The school is still buzzing from the excitement of our visit from Elana Arian, our Artist-in-Residence. Elana came and taught all of the children songs. They performed at a school-wide assembly this past Sunday. It was a morning of joy, music, and pride! I’m most proud that our children were exposed to a major figure in Jewish music. Elana’s music is sung in both Conservative and Reform spaces around the world. It was an honor and pleasure to get to know her! If you go to https://www.facebook.com/groups/425391567601409
, you can see videos of this wonderful morning!
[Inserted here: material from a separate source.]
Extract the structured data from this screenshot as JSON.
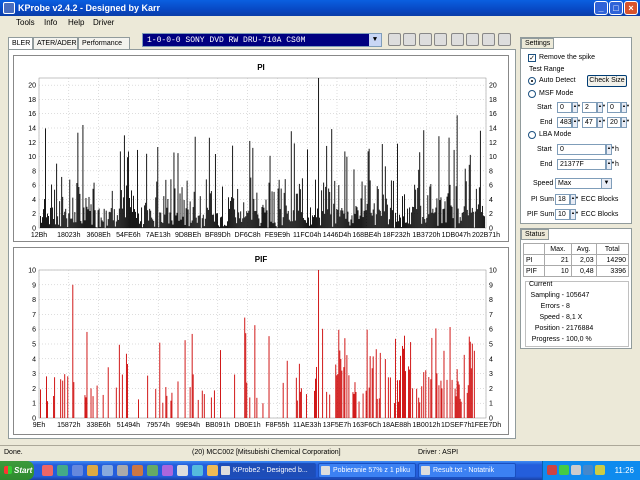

Outside of Elana’s music making, here are some other highlights of the morning:In the 1st grade,
they began their lesson about Shabbat and Havdalah. Morah Lily explained what Shabbat and Havdalah both represent and mean and they even made their own spice container which is one of the pieces in a havdalah set. In the 2nd grade,
the focus of the lesson was on the concepts of Tzedekah (giving charity to those who are less fortunate) and mitzvot (doing good deeds for others). They read the PJ Library book, It’s A…It’s A …Mitzvah by Liz Suneby & Dinae Heiman. The Hebrew letter of the day was Kaf, as in kippah (skull cap).In 5th grade Hebrew,
students finished up their unit on brachot
for different food categories. Students learned how to say “I have…” in Hebrew: Yesh li…
(which literally translates to “there is to me…”). They told Morah Shoshanah, “I have [food]” and then recited the conclusion of the appropriate blessing: Yesh li tapuzim. Borei p’ri ha-etz.
(I have oranges. Creator of the fruit of the tree.) They arranged their chairs into a stepping-stone path and led the rest of the class in a march around the room while they talked about why we sort our foods into different bracha
categories. Students thought about where foods come from, not only the tree or the earth or the vine, but where in the world! In 6th grade Hebrew,
they are working on the prayer of Adon Olam
! They listened to a couple arrangements of this special poem and practiced reading it rhythmically. Adon Olam
is written in the ‘iambic tetrameter’ poetic meter, which means it consists of four (tetra) arms (iamb) with the weight on the second syllable: da-DA da-DA da-DA da-DA. They noticed markings in our text that indicated syllabic stress that ran counter to this poetic meter (ME-lech
“king”), so they talked about how sometimes poetry plays a little loose with emphasis.In the 7th grade,
they talked about the Jewish partisans in the second world war and their story of fighting back against those who wanted to harm them and how their community stood as a proud rebuke to those who claim that the Jews did not try to protect themselves. They also spoke about tzedakah, and Maimonides’ ladder of giving.
We want to remind you that there is NO SCHOOL for three weeks: December 19th
, and January 2nd
. We will be excited to see you all again on January 9th
In general, the UJS is looking for substitute teachers. If you’ve ever thought about how meaningful it would be to become an educational figure in the larger community of Jewish children, here is that opportunity! You do not need to have prior knowledge of Hebrew or Judaism—just a giving and generous heart!
Have you ever thought about getting involved with the running of the United Jewish School? Parents are always welcome to attend a Board Meeting of the UJS. The board is headed by Amy Winkleman and Sharlena Lovy. It meets on a Wednesday once a month. Please contact me and I can tell you when the next meeting is scheduled.
Cantor David Fair
Cantor Educator of the United Jewish School of Grand Rapids